The big question for Obama is this: Will the Republicans be willing or can they be pressured to strike a meaningful deal that will avoid the prospect of a disastrous economic crunch forced by mandatory budget cuts?
"In the weeks ahead, I also look forward to sitting down with Governor Romney to talk about where we can work together to move this country forward," the president told the country in his rousing acceptance speech.
But Obama knows it is not his vanquished foe that he must now deal with but rather the Republican leadership in Congress, which may dig its heels in after failing in its stated goal: to make him a one-term president.
As Obama's victory was confirmed with wins in Ohio and Iowa, large crowds assembled outside the White House, chanting "four more years" and "O-bama, O-bama."
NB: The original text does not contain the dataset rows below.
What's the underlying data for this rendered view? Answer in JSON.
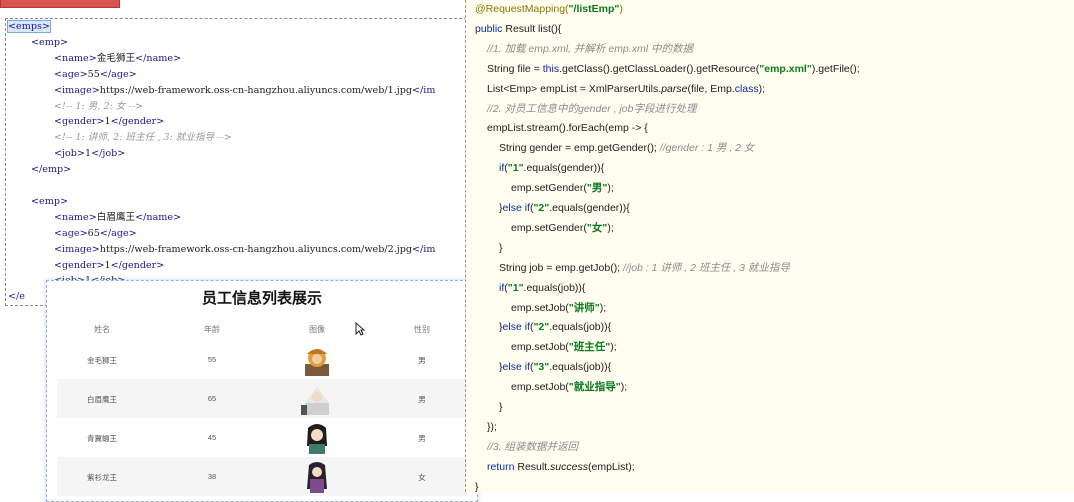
{
  "xml": {
    "lines": [
      {
        "indent": 0,
        "parts": [
          {
            "t": "<emps>",
            "c": "tag root-sel"
          }
        ]
      },
      {
        "indent": 1,
        "parts": [
          {
            "t": "<emp>",
            "c": "tag"
          }
        ]
      },
      {
        "indent": 2,
        "parts": [
          {
            "t": "<name>",
            "c": "tag"
          },
          {
            "t": "金毛狮王",
            "c": ""
          },
          {
            "t": "</name>",
            "c": "tag"
          }
        ]
      },
      {
        "indent": 2,
        "parts": [
          {
            "t": "<age>",
            "c": "tag"
          },
          {
            "t": "55",
            "c": ""
          },
          {
            "t": "</age>",
            "c": "tag"
          }
        ]
      },
      {
        "indent": 2,
        "parts": [
          {
            "t": "<image>",
            "c": "tag"
          },
          {
            "t": "https://web-framework.oss-cn-hangzhou.aliyuncs.com/web/1.jpg",
            "c": ""
          },
          {
            "t": "</im",
            "c": "tag"
          }
        ]
      },
      {
        "indent": 2,
        "parts": [
          {
            "t": "<!-- 1: 男, 2: 女 -->",
            "c": "cmt"
          }
        ]
      },
      {
        "indent": 2,
        "parts": [
          {
            "t": "<gender>",
            "c": "tag"
          },
          {
            "t": "1",
            "c": ""
          },
          {
            "t": "</gender>",
            "c": "tag"
          }
        ]
      },
      {
        "indent": 2,
        "parts": [
          {
            "t": "<!-- 1: 讲师, 2: 班主任 , 3: 就业指导 -->",
            "c": "cmt"
          }
        ]
      },
      {
        "indent": 2,
        "parts": [
          {
            "t": "<job>",
            "c": "tag"
          },
          {
            "t": "1",
            "c": ""
          },
          {
            "t": "</job>",
            "c": "tag"
          }
        ]
      },
      {
        "indent": 1,
        "parts": [
          {
            "t": "</emp>",
            "c": "tag"
          }
        ]
      },
      {
        "indent": 0,
        "parts": []
      },
      {
        "indent": 1,
        "parts": [
          {
            "t": "<emp>",
            "c": "tag"
          }
        ]
      },
      {
        "indent": 2,
        "parts": [
          {
            "t": "<name>",
            "c": "tag"
          },
          {
            "t": "白眉鹰王",
            "c": ""
          },
          {
            "t": "</name>",
            "c": "tag"
          }
        ]
      },
      {
        "indent": 2,
        "parts": [
          {
            "t": "<age>",
            "c": "tag"
          },
          {
            "t": "65",
            "c": ""
          },
          {
            "t": "</age>",
            "c": "tag"
          }
        ]
      },
      {
        "indent": 2,
        "parts": [
          {
            "t": "<image>",
            "c": "tag"
          },
          {
            "t": "https://web-framework.oss-cn-hangzhou.aliyuncs.com/web/2.jpg",
            "c": ""
          },
          {
            "t": "</im",
            "c": "tag"
          }
        ]
      },
      {
        "indent": 2,
        "parts": [
          {
            "t": "<gender>",
            "c": "tag"
          },
          {
            "t": "1",
            "c": ""
          },
          {
            "t": "</gender>",
            "c": "tag"
          }
        ]
      },
      {
        "indent": 2,
        "parts": [
          {
            "t": "<job>",
            "c": "tag"
          },
          {
            "t": "1",
            "c": ""
          },
          {
            "t": "</job>",
            "c": "tag"
          }
        ]
      },
      {
        "indent": 0,
        "parts": [
          {
            "t": "</e",
            "c": "tag"
          }
        ]
      }
    ]
  },
  "table": {
    "title": "员工信息列表展示",
    "headers": [
      "姓名",
      "年龄",
      "图像",
      "性别"
    ],
    "rows": [
      {
        "name": "金毛狮王",
        "age": "55",
        "gender": "男"
      },
      {
        "name": "白眉鹰王",
        "age": "65",
        "gender": "男"
      },
      {
        "name": "青翼蝠王",
        "age": "45",
        "gender": "男"
      },
      {
        "name": "紫衫龙王",
        "age": "38",
        "gender": "女"
      }
    ]
  },
  "code": {
    "lines": [
      {
        "indent": 0,
        "parts": [
          {
            "t": "@RequestMapping(",
            "c": "ann"
          },
          {
            "t": "\"/listEmp\"",
            "c": "str"
          },
          {
            "t": ")",
            "c": "ann"
          }
        ]
      },
      {
        "indent": 0,
        "parts": [
          {
            "t": "public ",
            "c": "kw"
          },
          {
            "t": "Result list(){",
            "c": ""
          }
        ]
      },
      {
        "indent": 1,
        "parts": [
          {
            "t": "//1. 加载 emp.xml, 并解析 emp.xml 中的数据",
            "c": "jc"
          }
        ]
      },
      {
        "indent": 1,
        "parts": [
          {
            "t": "String file = ",
            "c": ""
          },
          {
            "t": "this",
            "c": "kw"
          },
          {
            "t": ".getClass().getClassLoader().getResource(",
            "c": ""
          },
          {
            "t": "\"emp.xml\"",
            "c": "str"
          },
          {
            "t": ").getFile();",
            "c": ""
          }
        ]
      },
      {
        "indent": 1,
        "parts": [
          {
            "t": "List<Emp> empList = XmlParserUtils.",
            "c": ""
          },
          {
            "t": "parse",
            "c": "it"
          },
          {
            "t": "(file, Emp.",
            "c": ""
          },
          {
            "t": "class",
            "c": "kw"
          },
          {
            "t": ");",
            "c": ""
          }
        ]
      },
      {
        "indent": 1,
        "parts": [
          {
            "t": "//2. 对员工信息中的gender , job字段进行处理",
            "c": "jc"
          }
        ]
      },
      {
        "indent": 1,
        "parts": [
          {
            "t": "empList.stream().forEach(emp -> {",
            "c": ""
          }
        ]
      },
      {
        "indent": 2,
        "parts": [
          {
            "t": "String gender = emp.getGender(); ",
            "c": ""
          },
          {
            "t": "//gender : 1 男 , 2 女",
            "c": "jc"
          }
        ]
      },
      {
        "indent": 2,
        "parts": [
          {
            "t": "if",
            "c": "kw"
          },
          {
            "t": "(",
            "c": ""
          },
          {
            "t": "\"1\"",
            "c": "str"
          },
          {
            "t": ".equals(gender)){",
            "c": ""
          }
        ]
      },
      {
        "indent": 3,
        "parts": [
          {
            "t": "emp.setGender(",
            "c": ""
          },
          {
            "t": "\"男\"",
            "c": "str"
          },
          {
            "t": ");",
            "c": ""
          }
        ]
      },
      {
        "indent": 2,
        "parts": [
          {
            "t": "}",
            "c": ""
          },
          {
            "t": "else if",
            "c": "kw"
          },
          {
            "t": "(",
            "c": ""
          },
          {
            "t": "\"2\"",
            "c": "str"
          },
          {
            "t": ".equals(gender)){",
            "c": ""
          }
        ]
      },
      {
        "indent": 3,
        "parts": [
          {
            "t": "emp.setGender(",
            "c": ""
          },
          {
            "t": "\"女\"",
            "c": "str"
          },
          {
            "t": ");",
            "c": ""
          }
        ]
      },
      {
        "indent": 2,
        "parts": [
          {
            "t": "}",
            "c": ""
          }
        ]
      },
      {
        "indent": 2,
        "parts": [
          {
            "t": "String job = emp.getJob(); ",
            "c": ""
          },
          {
            "t": "//job : 1 讲师 , 2 班主任 , 3 就业指导",
            "c": "jc"
          }
        ]
      },
      {
        "indent": 2,
        "parts": [
          {
            "t": "if",
            "c": "kw"
          },
          {
            "t": "(",
            "c": ""
          },
          {
            "t": "\"1\"",
            "c": "str"
          },
          {
            "t": ".equals(job)){",
            "c": ""
          }
        ]
      },
      {
        "indent": 3,
        "parts": [
          {
            "t": "emp.setJob(",
            "c": ""
          },
          {
            "t": "\"讲师\"",
            "c": "str"
          },
          {
            "t": ");",
            "c": ""
          }
        ]
      },
      {
        "indent": 2,
        "parts": [
          {
            "t": "}",
            "c": ""
          },
          {
            "t": "else if",
            "c": "kw"
          },
          {
            "t": "(",
            "c": ""
          },
          {
            "t": "\"2\"",
            "c": "str"
          },
          {
            "t": ".equals(job)){",
            "c": ""
          }
        ]
      },
      {
        "indent": 3,
        "parts": [
          {
            "t": "emp.setJob(",
            "c": ""
          },
          {
            "t": "\"班主任\"",
            "c": "str"
          },
          {
            "t": ");",
            "c": ""
          }
        ]
      },
      {
        "indent": 2,
        "parts": [
          {
            "t": "}",
            "c": ""
          },
          {
            "t": "else if",
            "c": "kw"
          },
          {
            "t": "(",
            "c": ""
          },
          {
            "t": "\"3\"",
            "c": "str"
          },
          {
            "t": ".equals(job)){",
            "c": ""
          }
        ]
      },
      {
        "indent": 3,
        "parts": [
          {
            "t": "emp.setJob(",
            "c": ""
          },
          {
            "t": "\"就业指导\"",
            "c": "str"
          },
          {
            "t": ");",
            "c": ""
          }
        ]
      },
      {
        "indent": 2,
        "parts": [
          {
            "t": "}",
            "c": ""
          }
        ]
      },
      {
        "indent": 1,
        "parts": [
          {
            "t": "});",
            "c": ""
          }
        ]
      },
      {
        "indent": 1,
        "parts": [
          {
            "t": "//3. 组装数据并返回",
            "c": "jc"
          }
        ]
      },
      {
        "indent": 1,
        "parts": [
          {
            "t": "return ",
            "c": "kw"
          },
          {
            "t": "Result.",
            "c": ""
          },
          {
            "t": "success",
            "c": "it"
          },
          {
            "t": "(empList);",
            "c": ""
          }
        ]
      },
      {
        "indent": 0,
        "parts": [
          {
            "t": "}",
            "c": ""
          }
        ]
      }
    ]
  },
  "colors": {
    "accent_red": "#d9534f",
    "code_bg": "#fffdf0",
    "keyword": "#0d2a9b",
    "string": "#0a7a1d"
  }
}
Republican nominee Romney, 65, deflated and exhausted, offered a dignified tribute, as he consoled dejected supporters in Boston moments after phoning Obama to formally concede.
"This is a time of great challenges for America and I pray that the president will be successful in guiding our nation," Romney said.
Obama's victory means he will get the chance to embed his healthcare and Wall Street reforms deep into the fabric of American life. Romney had pledged one of his first acts would be to repeal Obamacare.
The president may also be able to reshape the Supreme Court in his liberal image for a generation, a move that could shape policy on abortion and gay rights.
Obama will also face a challenge early in 2013 over whether to use military force to thwart Iran's nuclear program.
The president ran for re-election on a platform of offering a "fair shot" to the middle class, of fulfilling his pledge to end the war in Iraq, killing Osama bin Laden, and starting to build a clean energy economy.
But Obama also ran a fiercely negative campaign branding Romney -- a multi-millionaire former corporate turnaround wizard and ex-governor of Massachusetts -- as indifferent to the woes of ordinary Americans.
Remarkably, Obama's coalition of Hispanic, black, and young voters turned out in similar numbers to those of his heady change-fueled campaign in 2008, shocking Romney's team and presenting a new American face to the world.
In what is likely to be Obama's first foreign trip since re-election, a Myanmar government official announced that the US president would visit the former pariah state on November 19.
Democrats kept the Senate in Tuesday's vote but fell short of the 60-vote super-majority needed to sidestep Republican blocking tactics.
And on a night that saw liberal-championed measures on same-sex marriage and legalizing marijuana approved in several states, the Democrats also clawed back a couple of seats in the House but the Republicans retained control.